CAP-O-15 – The CAP roundel forms the basis of this design with the propeller shape dividing the space into three equal segments representing the pilots, the support crews, and the CAP mission itself. To the left are two CAP pilots in profile. To the right, a ground support crew prepares a plane for its mission. The bottom section depicts one of the many important missions undertaken by the CAP.
Reverse CAP Congressional Gold Medal Design Candidates
CAP-R-01 – Three CAP planes fly a coastal mission. The center aircraft is fitted with a 100-pound bomb. A CAP insignia is featured at the top of the design. Inscriptions read Civilian Volunteers Who Flew Combat and Humanitarian Missions and Act of Congress 2014.
CAP-R-02, CAP-R-02A, and CAP-R-03 – These designs feature variations on a CAP insignia. Inscriptions read Eyes of the Home Skies and Act of Congress 2014. Designs 2 and 2A feature the additional inscription Civil Air Patrol across the lower banner.
CAP-R-04 – A partial laurel wreath, representing honor and service, surrounds CAP insignias. Inscriptions read Honor, Civilian Volunteers Who Flew Combat & Humanitarian Missions, and Act of Congress 2014.
CAP-R-05 – CAP planes escort a merchant ship to shore. The CAP roundel is depicted at the top of the design. Inscriptions read Civilian Volunteers Who Flew Combat & Humanitarian Missions and Act of Congress 2014.
CAP-R-06 – Two CAP planes fly overhead with the CAP roundel and patrol patches below. The inscriptions read Honor, Civilian Volunteers Who Flew Combat and Humanitarian Missions, and Act of Congress 2014.
CAP-R-07 – This design depicts an eagle holding a scope, reminiscent of the CAP coastal patrol badge. The eagle clutches a branch of oak, symbolizing strength. A CAP plane flies in the background. Inscriptions read Eyes of the Home Skies and Act of Congress 2014.
CAP-R-08 – A stylized eagle clutches a scope, reminiscent of the CAP coastal patrol badge. The design is framed by olive branches, symbolizing unity. Three planes used by the CAP are featured at the bottom of the design. The inscriptions read Eyes of the Home Skies and Act of Congress 2014.

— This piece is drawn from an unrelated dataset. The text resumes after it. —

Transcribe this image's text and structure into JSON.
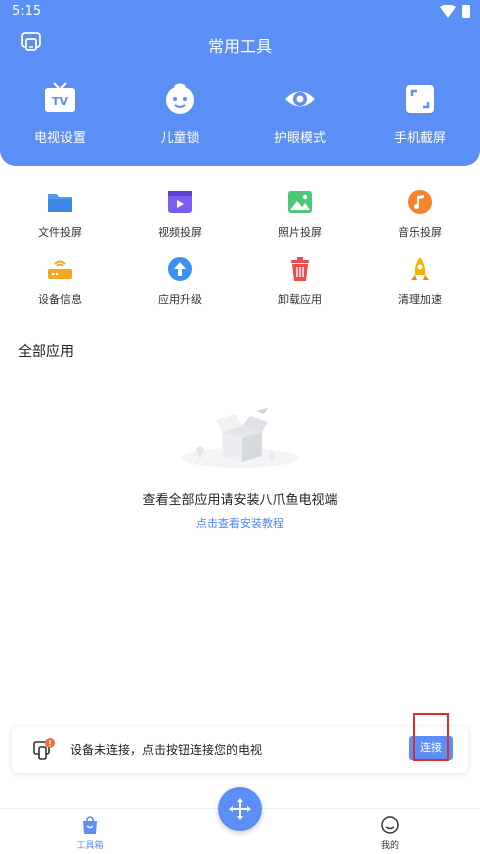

CAP-R-09 – This design depicts a stylized version of the CAP coastal patrol badge. The design is surrounded by laurel, signifying victory. The inscriptions read Eyes of the Home Skies, Civilian Volunteers Who Flew Combat and Humanitarian Missions, and Act of Congress 2014.
CAP-R-10 – A pair of CAP planes fly over a shipping vessel, representing one of the important missions of the CAP. The five CAP mission patches are represented on either side of the design, with the CAP insignia at the base of the design. Inscriptions read Civilian Volunteers Who Flew Combat and Humanitarian Missions, and Act of Congress 2014.
CAP-R-11 and CAP-R-11A – These designs portray two armed CAP light aircraft from the point of view of one of the pilots. The planes fly over an oil tanker along the Eastern seaboard. The inscription reads Civilian Volunteers Who Flew Combat and Humanitarian Missions. In design 11, the five CAP active service duty patches are positioned along the top of the rim.
CAP-R-12 and CAP-R-12A –These designs are variations of reverses 11 and 11A. Two armed CAP light aircraft fly over an oil tanker along the Eastern Seaboard. The inscription reads Civilian Volunteers Who Flew Combat and Humanitarian Missions. In design 12, the five CAP active service duty patches are positioned along the top of the rim.